Japan’s Minister of Labor Takumi Nemoto defended employers who demand that women wear high heels, describing the practice as both “necessary and appropriate” on Wednesday.
Nemoto made the remarks after a group of women handed his ministry a petition that demanded the government prohibit workplaces from requiring women staff and prospective employees to wear high heels.
“It is socially accepted as something that falls with the realm of being occupationally necessary and appropriate,” Nemoto told a legislative committee on Wednesday. “It’s [only an] abuse of power if a worker with a hurt foot is forced to wear high heels.”
Nemoto was responding to a question from Kanako Otsuji, a member of the left-wing opposition Constitutional Democratic Party of Japan, who argued forcing women to wear high heels at work is “outdated.”
The petition, submitted to the labor ministry on Tuesday, forms part of a campaign entitled dubbed #KuToo, a play on the Western anti-sexual harassment movement #MeToo. The phrase is also a play on words in the Japanese language, with “kutsu” meaning shoes, “kutsuu” translating as “pain.”
The movement was originally spearheaded by the Japanese actress and writer Yumi Ishikawa, who launched the petition after being forced to wear high heels while working at a funeral parlor.
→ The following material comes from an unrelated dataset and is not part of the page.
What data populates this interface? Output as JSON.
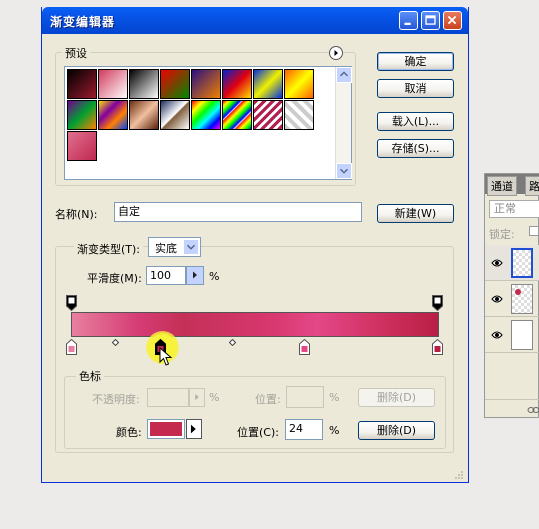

The petition quickly grew momentum on social media, garnering 18,800 signatures by the time it was handed in.
“This is just the first step. This is a problem that many women believed was a personal issue because [wearing high heels] is generally seen as good etiquette,” said Ishikawa. “I hope this campaign will change the social norm so that it won’t be considered to be bad manners when women wear flat shoes like men.”
Japan is not the only country that has seen a campaign against high heels. In 2016, receptionist Nicola Thorp set up a petition calling for a change to British labor laws after she was sent home by her company, PWC. The government ultimately rejected her proposals, although she was eventually allowed to wear flat shoes.
In April 2017, the Canadian province of British Columbia amended workplace legislation to ban employers from forcing women to wear high heels, with lawmaker Christy Clark describing it as “regulation [that will] stop this unsafe and discriminatory practice.”